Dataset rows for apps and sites

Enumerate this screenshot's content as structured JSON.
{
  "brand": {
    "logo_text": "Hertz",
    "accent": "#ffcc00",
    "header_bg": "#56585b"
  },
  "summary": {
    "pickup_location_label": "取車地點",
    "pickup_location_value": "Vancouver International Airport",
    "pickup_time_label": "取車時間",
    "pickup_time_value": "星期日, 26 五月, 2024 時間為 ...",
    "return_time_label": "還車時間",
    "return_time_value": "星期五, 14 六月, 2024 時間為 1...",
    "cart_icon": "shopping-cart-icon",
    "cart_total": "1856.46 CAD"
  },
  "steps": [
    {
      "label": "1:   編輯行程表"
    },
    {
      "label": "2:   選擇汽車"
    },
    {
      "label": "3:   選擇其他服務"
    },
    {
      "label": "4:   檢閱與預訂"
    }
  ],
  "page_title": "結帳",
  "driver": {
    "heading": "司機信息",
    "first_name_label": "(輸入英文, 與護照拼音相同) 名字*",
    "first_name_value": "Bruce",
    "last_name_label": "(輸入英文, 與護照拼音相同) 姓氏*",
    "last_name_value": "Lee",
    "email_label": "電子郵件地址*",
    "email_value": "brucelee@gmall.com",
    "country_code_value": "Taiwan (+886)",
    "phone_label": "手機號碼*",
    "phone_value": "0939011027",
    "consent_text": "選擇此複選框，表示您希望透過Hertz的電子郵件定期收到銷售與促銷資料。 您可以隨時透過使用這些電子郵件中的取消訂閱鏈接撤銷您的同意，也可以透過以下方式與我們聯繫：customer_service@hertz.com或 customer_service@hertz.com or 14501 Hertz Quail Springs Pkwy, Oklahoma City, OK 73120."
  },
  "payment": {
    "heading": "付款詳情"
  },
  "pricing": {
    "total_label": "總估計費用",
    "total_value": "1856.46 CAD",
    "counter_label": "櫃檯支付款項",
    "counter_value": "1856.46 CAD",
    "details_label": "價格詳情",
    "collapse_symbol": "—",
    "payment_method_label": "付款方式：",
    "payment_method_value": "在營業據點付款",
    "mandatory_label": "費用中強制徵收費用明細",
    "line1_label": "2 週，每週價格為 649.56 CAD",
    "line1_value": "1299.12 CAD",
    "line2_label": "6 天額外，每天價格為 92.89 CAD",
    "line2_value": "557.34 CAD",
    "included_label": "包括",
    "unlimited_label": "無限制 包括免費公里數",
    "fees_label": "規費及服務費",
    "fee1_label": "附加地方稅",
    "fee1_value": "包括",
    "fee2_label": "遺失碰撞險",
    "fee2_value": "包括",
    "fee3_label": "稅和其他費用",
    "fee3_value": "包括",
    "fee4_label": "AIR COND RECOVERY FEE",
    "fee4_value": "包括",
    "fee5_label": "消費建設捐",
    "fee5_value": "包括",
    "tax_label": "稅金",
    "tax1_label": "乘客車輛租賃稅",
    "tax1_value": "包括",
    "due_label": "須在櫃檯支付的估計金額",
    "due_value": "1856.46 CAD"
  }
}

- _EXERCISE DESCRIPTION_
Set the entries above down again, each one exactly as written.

- _SOLUTION FOR THIS EXERCISE_
Enumerate this screenshot's content as structured JSON.
{
  "brand": {
    "logo_text": "Hertz",
    "accent": "#ffcc00",
    "header_bg": "#56585b"
  },
  "summary": {
    "pickup_location_label": "取車地點",
    "pickup_location_value": "Vancouver International Airport",
    "pickup_time_label": "取車時間",
    "pickup_time_value": "星期日, 26 五月, 2024 時間為 ...",
    "return_time_label": "還車時間",
    "return_time_value": "星期五, 14 六月, 2024 時間為 1...",
    "cart_icon": "shopping-cart-icon",
    "cart_total": "1856.46 CAD"
  },
  "steps": [
    {
      "label": "1:   編輯行程表"
    },
    {
      "label": "2:   選擇汽車"
    },
    {
      "label": "3:   選擇其他服務"
    },
    {
      "label": "4:   檢閱與預訂"
    }
  ],
  "page_title": "結帳",
  "driver": {
    "heading": "司機信息",
    "first_name_label": "(輸入英文, 與護照拼音相同) 名字*",
    "first_name_value": "Bruce",
    "last_name_label": "(輸入英文, 與護照拼音相同) 姓氏*",
    "last_name_value": "Lee",
    "email_label": "電子郵件地址*",
    "email_value": "brucelee@gmall.com",
    "country_code_value": "Taiwan (+886)",
    "phone_label": "手機號碼*",
    "phone_value": "0939011027",
    "consent_text": "選擇此複選框，表示您希望透過Hertz的電子郵件定期收到銷售與促銷資料。 您可以隨時透過使用這些電子郵件中的取消訂閱鏈接撤銷您的同意，也可以透過以下方式與我們聯繫：customer_service@hertz.com或 customer_service@hertz.com or 14501 Hertz Quail Springs Pkwy, Oklahoma City, OK 73120."
  },
  "payment": {
    "heading": "付款詳情"
  },
  "pricing": {
    "total_label": "總估計費用",
    "total_value": "1856.46 CAD",
    "counter_label": "櫃檯支付款項",
    "counter_value": "1856.46 CAD",
    "details_label": "價格詳情",
    "collapse_symbol": "—",
    "payment_method_label": "付款方式：",
    "payment_method_value": "在營業據點付款",
    "mandatory_label": "費用中強制徵收費用明細",
    "line1_label": "2 週，每週價格為 649.56 CAD",
    "line1_value": "1299.12 CAD",
    "line2_label": "6 天額外，每天價格為 92.89 CAD",
    "line2_value": "557.34 CAD",
    "included_label": "包括",
    "unlimited_label": "無限制 包括免費公里數",
    "fees_label": "規費及服務費",
    "fee1_label": "附加地方稅",
    "fee1_value": "包括",
    "fee2_label": "遺失碰撞險",
    "fee2_value": "包括",
    "fee3_label": "稅和其他費用",
    "fee3_value": "包括",
    "fee4_label": "AIR COND RECOVERY FEE",
    "fee4_value": "包括",
    "fee5_label": "消費建設捐",
    "fee5_value": "包括",
    "tax_label": "稅金",
    "tax1_label": "乘客車輛租賃稅",
    "tax1_value": "包括",
    "due_label": "須在櫃檯支付的估計金額",
    "due_value": "1856.46 CAD"
  }
}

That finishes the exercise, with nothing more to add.